DATA SHOWN:
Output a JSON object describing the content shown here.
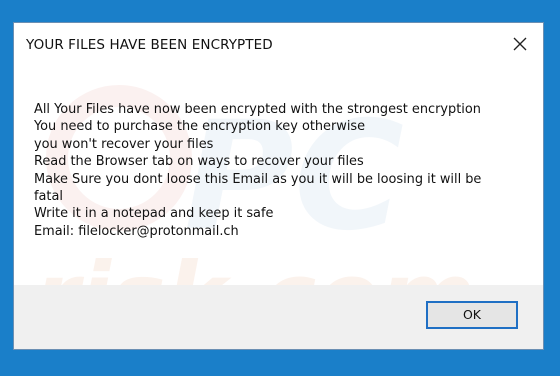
{
  "dialog": {
    "title": "YOUR FILES HAVE BEEN ENCRYPTED",
    "message_lines": [
      "All Your Files have now been encrypted with the strongest encryption",
      "You need to purchase the encryption key otherwise",
      "you won't recover your files",
      "Read the Browser tab on ways to recover your files",
      "Make Sure you dont loose this Email as you it will be loosing it will be",
      "fatal",
      "Write it in a notepad and keep it safe",
      "Email: filelocker@protonmail.ch"
    ],
    "ok_label": "OK"
  },
  "watermark": {
    "text": "risk.com",
    "logo_text": "PC"
  },
  "colors": {
    "desktop_background": "#1a7fc9",
    "dialog_background": "#ffffff",
    "footer_background": "#f0f0f0",
    "button_focus_border": "#1f6fc4"
  },
  "icons": {
    "close": "close-icon"
  }
}
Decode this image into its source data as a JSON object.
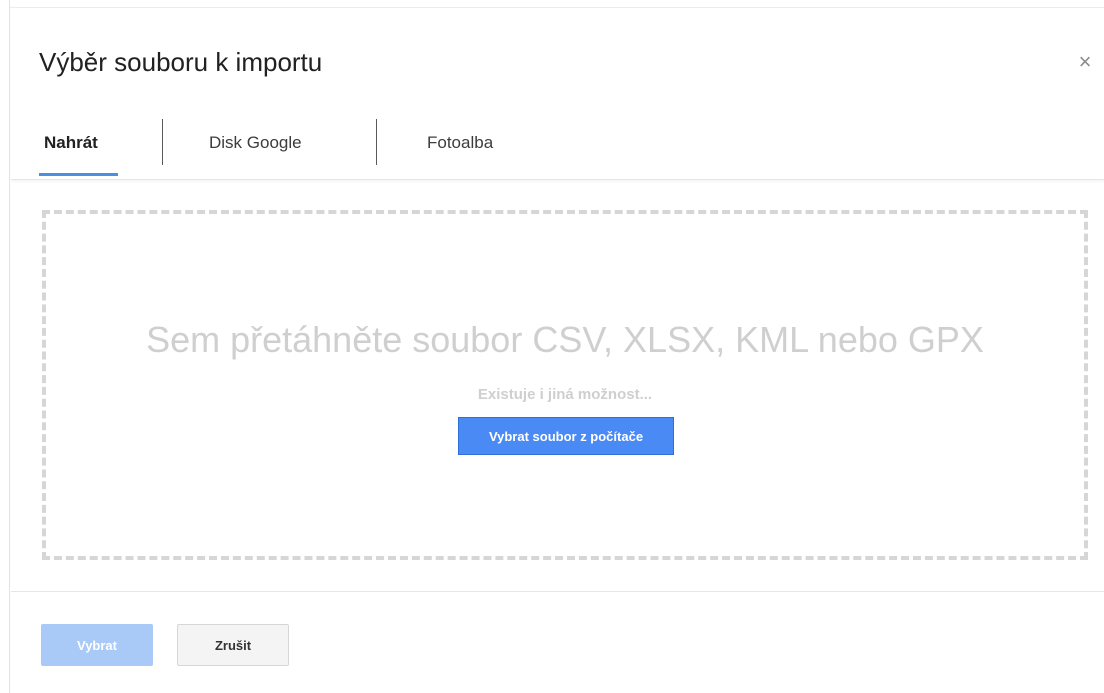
{
  "dialog": {
    "title": "Výběr souboru k importu",
    "close_label": "×"
  },
  "tabs": [
    {
      "label": "Nahrát",
      "active": true
    },
    {
      "label": "Disk Google",
      "active": false
    },
    {
      "label": "Fotoalba",
      "active": false
    }
  ],
  "dropzone": {
    "drop_text": "Sem přetáhněte soubor CSV, XLSX, KML nebo GPX",
    "alt_text": "Existuje i jiná možnost...",
    "choose_button_label": "Vybrat soubor z počítače"
  },
  "footer": {
    "select_label": "Vybrat",
    "select_disabled": true,
    "cancel_label": "Zrušit"
  },
  "colors": {
    "accent": "#4a90e2",
    "primary_button": "#4a8af4",
    "disabled_button": "#a9c9f7",
    "dashed_border": "#d6d6d6"
  },
  "icons": {
    "close": "close-icon"
  }
}
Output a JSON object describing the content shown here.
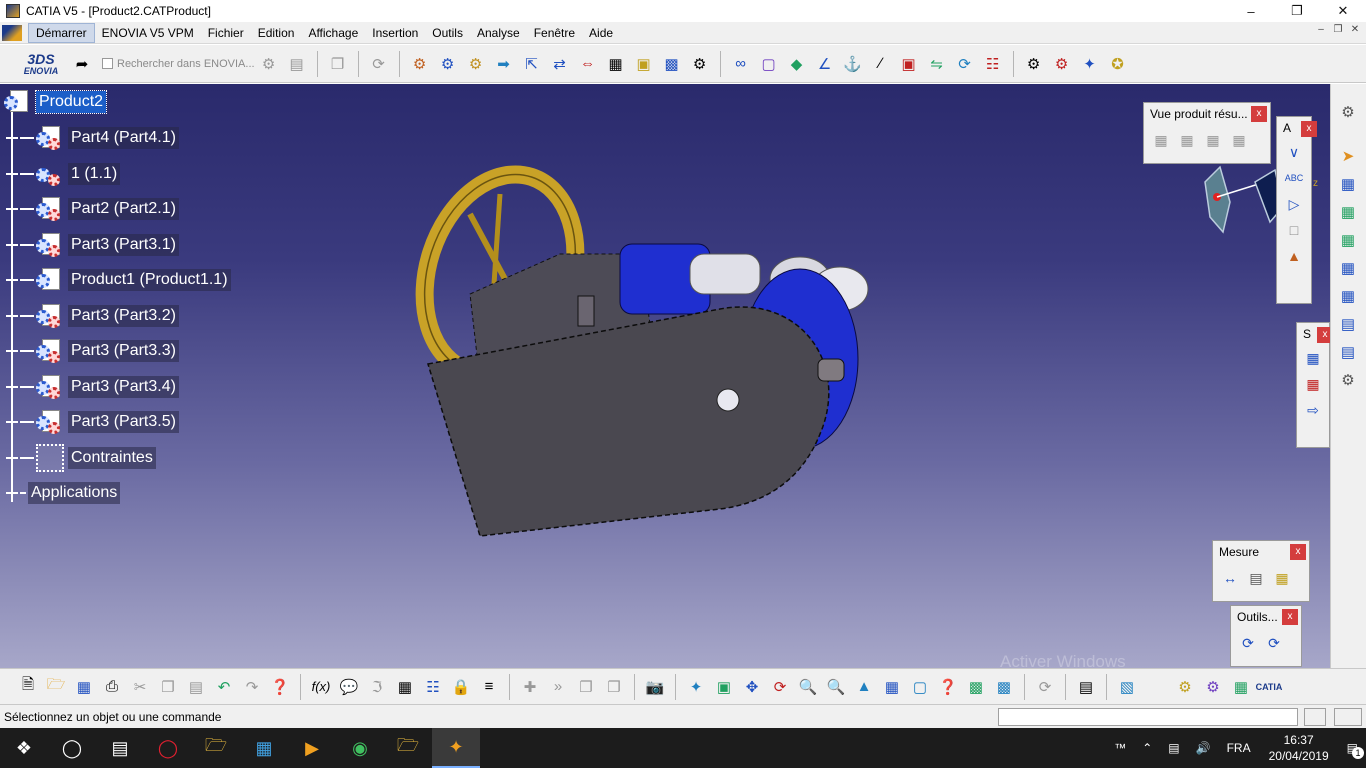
{
  "window": {
    "title": "CATIA V5 - [Product2.CATProduct]"
  },
  "menu": {
    "items": [
      "Démarrer",
      "ENOVIA V5 VPM",
      "Fichier",
      "Edition",
      "Affichage",
      "Insertion",
      "Outils",
      "Analyse",
      "Fenêtre",
      "Aide"
    ],
    "active_index": 0
  },
  "top_toolbar": {
    "logo_text": "ENOVIA",
    "search_placeholder": "Rechercher dans ENOVIA..."
  },
  "tree": {
    "root": "Product2",
    "nodes": [
      "Part4 (Part4.1)",
      "1 (1.1)",
      "Part2 (Part2.1)",
      "Part3 (Part3.1)",
      "Product1 (Product1.1)",
      "Part3 (Part3.2)",
      "Part3 (Part3.3)",
      "Part3 (Part3.4)",
      "Part3 (Part3.5)",
      "Contraintes"
    ],
    "applications": "Applications"
  },
  "panels": {
    "vue_produit": {
      "title": "Vue produit résu...",
      "close": "x"
    },
    "a_panel": {
      "title": "A",
      "close": "x"
    },
    "s_panel": {
      "title": "S",
      "close": "x"
    },
    "mesure": {
      "title": "Mesure",
      "close": "x"
    },
    "outils": {
      "title": "Outils...",
      "close": "x"
    }
  },
  "compass": {
    "axis_label": "z"
  },
  "status": {
    "message": "Sélectionnez un objet ou une commande"
  },
  "watermark": "Activer Windows",
  "taskbar": {
    "language": "FRA",
    "time": "16:37",
    "date": "20/04/2019",
    "notification_count": "1"
  },
  "colors": {
    "viewport_top": "#2a2a6c",
    "viewport_bottom": "#a7a7c9",
    "selection": "#1c5ec8",
    "part_gold": "#c9a227",
    "part_blue": "#1f2fd0",
    "part_gray": "#4a4850"
  }
}
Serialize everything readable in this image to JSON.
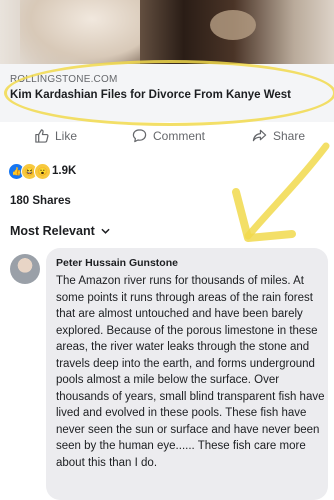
{
  "post": {
    "link_source": "ROLLINGSTONE.COM",
    "link_headline": "Kim Kardashian Files for Divorce From Kanye West"
  },
  "actions": {
    "like_label": "Like",
    "comment_label": "Comment",
    "share_label": "Share"
  },
  "reactions": {
    "icons": [
      "like-icon",
      "haha-icon",
      "wow-icon"
    ],
    "count": "1.9K"
  },
  "shares": {
    "label": "180 Shares"
  },
  "comments": {
    "sort_label": "Most Relevant",
    "items": [
      {
        "author": "Peter Hussain Gunstone",
        "text": "The Amazon river runs for thousands of miles.  At some points it runs through areas of the rain forest that are almost untouched and have been barely explored.  Because of the porous limestone in these areas, the river water leaks through the stone and travels deep into the earth, and forms underground pools almost a mile below the surface.  Over thousands of years, small blind transparent fish have lived and evolved in these pools.  These fish have never seen the sun or surface and have never been seen by the human eye...... These fish care more about this than I do."
      }
    ]
  },
  "colors": {
    "highlight": "#f1d94c",
    "accent": "#1877f2"
  }
}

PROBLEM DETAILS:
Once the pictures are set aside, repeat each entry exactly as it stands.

ANSWER TO THIS TASK:
Output a JSON object describing the content shown here.
{
  "dialog": {
    "title": "YOUR FILES HAVE BEEN ENCRYPTED",
    "message_lines": [
      "All Your Files have now been encrypted with the strongest encryption",
      "You need to purchase the encryption key otherwise",
      "you won't recover your files",
      "Read the Browser tab on ways to recover your files",
      "Make Sure you dont loose this Email as you it will be loosing it will be",
      "fatal",
      "Write it in a notepad and keep it safe",
      "Email: filelocker@protonmail.ch"
    ],
    "ok_label": "OK"
  },
  "watermark": {
    "text": "risk.com",
    "logo_text": "PC"
  },
  "colors": {
    "desktop_background": "#1a7fc9",
    "dialog_background": "#ffffff",
    "footer_background": "#f0f0f0",
    "button_focus_border": "#1f6fc4"
  },
  "icons": {
    "close": "close-icon"
  }
}
Decode this image into its source data as a JSON object.
{
  "dialog": {
    "title": "Výběr souboru k importu",
    "close_label": "×"
  },
  "tabs": [
    {
      "label": "Nahrát",
      "active": true
    },
    {
      "label": "Disk Google",
      "active": false
    },
    {
      "label": "Fotoalba",
      "active": false
    }
  ],
  "dropzone": {
    "drop_text": "Sem přetáhněte soubor CSV, XLSX, KML nebo GPX",
    "alt_text": "Existuje i jiná možnost...",
    "choose_button_label": "Vybrat soubor z počítače"
  },
  "footer": {
    "select_label": "Vybrat",
    "select_disabled": true,
    "cancel_label": "Zrušit"
  },
  "colors": {
    "accent": "#4a90e2",
    "primary_button": "#4a8af4",
    "disabled_button": "#a9c9f7",
    "dashed_border": "#d6d6d6"
  },
  "icons": {
    "close": "close-icon"
  }
}
Output a JSON object describing the content shown here.
{
  "window": {
    "title": "CATIA V5 - [Product2.CATProduct]"
  },
  "menu": {
    "items": [
      "Démarrer",
      "ENOVIA V5 VPM",
      "Fichier",
      "Edition",
      "Affichage",
      "Insertion",
      "Outils",
      "Analyse",
      "Fenêtre",
      "Aide"
    ],
    "active_index": 0
  },
  "top_toolbar": {
    "logo_text": "ENOVIA",
    "search_placeholder": "Rechercher dans ENOVIA..."
  },
  "tree": {
    "root": "Product2",
    "nodes": [
      "Part4 (Part4.1)",
      "1 (1.1)",
      "Part2 (Part2.1)",
      "Part3 (Part3.1)",
      "Product1 (Product1.1)",
      "Part3 (Part3.2)",
      "Part3 (Part3.3)",
      "Part3 (Part3.4)",
      "Part3 (Part3.5)",
      "Contraintes"
    ],
    "applications": "Applications"
  },
  "panels": {
    "vue_produit": {
      "title": "Vue produit résu...",
      "close": "x"
    },
    "a_panel": {
      "title": "A",
      "close": "x"
    },
    "s_panel": {
      "title": "S",
      "close": "x"
    },
    "mesure": {
      "title": "Mesure",
      "close": "x"
    },
    "outils": {
      "title": "Outils...",
      "close": "x"
    }
  },
  "compass": {
    "axis_label": "z"
  },
  "status": {
    "message": "Sélectionnez un objet ou une commande"
  },
  "watermark": "Activer Windows",
  "taskbar": {
    "language": "FRA",
    "time": "16:37",
    "date": "20/04/2019",
    "notification_count": "1"
  },
  "colors": {
    "viewport_top": "#2a2a6c",
    "viewport_bottom": "#a7a7c9",
    "selection": "#1c5ec8",
    "part_gold": "#c9a227",
    "part_blue": "#1f2fd0",
    "part_gray": "#4a4850"
  }
}
Serialize everything readable in this image to JSON.
{
  "post": {
    "link_source": "ROLLINGSTONE.COM",
    "link_headline": "Kim Kardashian Files for Divorce From Kanye West"
  },
  "actions": {
    "like_label": "Like",
    "comment_label": "Comment",
    "share_label": "Share"
  },
  "reactions": {
    "icons": [
      "like-icon",
      "haha-icon",
      "wow-icon"
    ],
    "count": "1.9K"
  },
  "shares": {
    "label": "180 Shares"
  },
  "comments": {
    "sort_label": "Most Relevant",
    "items": [
      {
        "author": "Peter Hussain Gunstone",
        "text": "The Amazon river runs for thousands of miles.  At some points it runs through areas of the rain forest that are almost untouched and have been barely explored.  Because of the porous limestone in these areas, the river water leaks through the stone and travels deep into the earth, and forms underground pools almost a mile below the surface.  Over thousands of years, small blind transparent fish have lived and evolved in these pools.  These fish have never seen the sun or surface and have never been seen by the human eye...... These fish care more about this than I do."
      }
    ]
  },
  "colors": {
    "highlight": "#f1d94c",
    "accent": "#1877f2"
  }
}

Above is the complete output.